__EXTRACTED MATERIAL__
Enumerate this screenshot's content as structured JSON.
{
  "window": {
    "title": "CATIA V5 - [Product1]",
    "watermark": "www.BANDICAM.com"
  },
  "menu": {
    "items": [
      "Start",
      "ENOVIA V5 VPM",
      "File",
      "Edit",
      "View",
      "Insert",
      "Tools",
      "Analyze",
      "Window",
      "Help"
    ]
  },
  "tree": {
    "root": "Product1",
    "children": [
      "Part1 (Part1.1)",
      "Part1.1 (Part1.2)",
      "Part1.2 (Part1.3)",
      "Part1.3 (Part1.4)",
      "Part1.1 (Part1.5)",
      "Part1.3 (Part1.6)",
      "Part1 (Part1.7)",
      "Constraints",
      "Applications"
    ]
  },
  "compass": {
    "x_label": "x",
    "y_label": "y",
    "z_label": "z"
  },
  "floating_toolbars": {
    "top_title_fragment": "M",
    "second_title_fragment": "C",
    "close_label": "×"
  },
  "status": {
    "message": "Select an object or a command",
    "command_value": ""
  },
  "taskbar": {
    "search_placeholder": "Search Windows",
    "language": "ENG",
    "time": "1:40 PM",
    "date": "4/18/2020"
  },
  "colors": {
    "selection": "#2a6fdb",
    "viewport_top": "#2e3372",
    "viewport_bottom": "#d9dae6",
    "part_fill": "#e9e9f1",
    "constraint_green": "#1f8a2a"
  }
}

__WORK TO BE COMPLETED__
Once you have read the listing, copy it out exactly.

__SOLUTION TO THIS PROBLEM__
Enumerate this screenshot's content as structured JSON.
{
  "window": {
    "title": "CATIA V5 - [Product1]",
    "watermark": "www.BANDICAM.com"
  },
  "menu": {
    "items": [
      "Start",
      "ENOVIA V5 VPM",
      "File",
      "Edit",
      "View",
      "Insert",
      "Tools",
      "Analyze",
      "Window",
      "Help"
    ]
  },
  "tree": {
    "root": "Product1",
    "children": [
      "Part1 (Part1.1)",
      "Part1.1 (Part1.2)",
      "Part1.2 (Part1.3)",
      "Part1.3 (Part1.4)",
      "Part1.1 (Part1.5)",
      "Part1.3 (Part1.6)",
      "Part1 (Part1.7)",
      "Constraints",
      "Applications"
    ]
  },
  "compass": {
    "x_label": "x",
    "y_label": "y",
    "z_label": "z"
  },
  "floating_toolbars": {
    "top_title_fragment": "M",
    "second_title_fragment": "C",
    "close_label": "×"
  },
  "status": {
    "message": "Select an object or a command",
    "command_value": ""
  },
  "taskbar": {
    "search_placeholder": "Search Windows",
    "language": "ENG",
    "time": "1:40 PM",
    "date": "4/18/2020"
  },
  "colors": {
    "selection": "#2a6fdb",
    "viewport_top": "#2e3372",
    "viewport_bottom": "#d9dae6",
    "part_fill": "#e9e9f1",
    "constraint_green": "#1f8a2a"
  }
}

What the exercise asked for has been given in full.